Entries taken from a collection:
+ + +
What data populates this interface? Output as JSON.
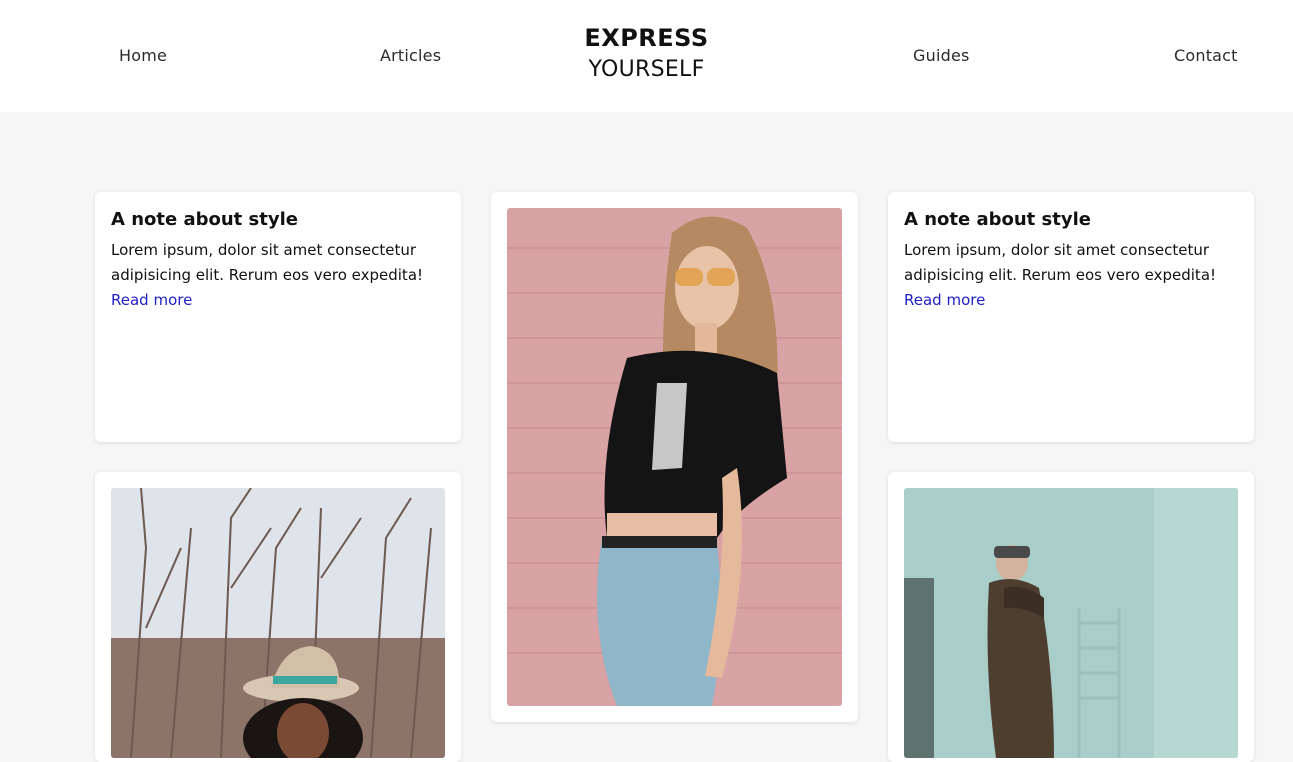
{
  "header": {
    "nav_left": [
      "Home",
      "Articles"
    ],
    "nav_right": [
      "Guides",
      "Contact"
    ],
    "logo": {
      "line1": "EXPRESS",
      "line2": "YOURSELF"
    }
  },
  "cards": [
    {
      "title": "A note about style",
      "body": "Lorem ipsum, dolor sit amet consectetur adipisicing elit. Rerum eos vero expedita!",
      "link": "Read more"
    },
    {
      "title": "A note about style",
      "body": "Lorem ipsum, dolor sit amet consectetur adipisicing elit. Rerum eos vero expedita!",
      "link": "Read more"
    }
  ],
  "colors": {
    "page_bg": "#f6f6f6",
    "card_bg": "#ffffff",
    "link": "#2020c8"
  },
  "images": [
    {
      "name": "woman-hat-trees-photo"
    },
    {
      "name": "woman-pink-wall-photo"
    },
    {
      "name": "man-coat-photo"
    }
  ]
}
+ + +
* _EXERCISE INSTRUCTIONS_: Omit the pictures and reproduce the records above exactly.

* _ANSWER BOX_:
What data populates this interface? Output as JSON.
{
  "header": {
    "nav_left": [
      "Home",
      "Articles"
    ],
    "nav_right": [
      "Guides",
      "Contact"
    ],
    "logo": {
      "line1": "EXPRESS",
      "line2": "YOURSELF"
    }
  },
  "cards": [
    {
      "title": "A note about style",
      "body": "Lorem ipsum, dolor sit amet consectetur adipisicing elit. Rerum eos vero expedita!",
      "link": "Read more"
    },
    {
      "title": "A note about style",
      "body": "Lorem ipsum, dolor sit amet consectetur adipisicing elit. Rerum eos vero expedita!",
      "link": "Read more"
    }
  ],
  "colors": {
    "page_bg": "#f6f6f6",
    "card_bg": "#ffffff",
    "link": "#2020c8"
  },
  "images": [
    {
      "name": "woman-hat-trees-photo"
    },
    {
      "name": "woman-pink-wall-photo"
    },
    {
      "name": "man-coat-photo"
    }
  ]
}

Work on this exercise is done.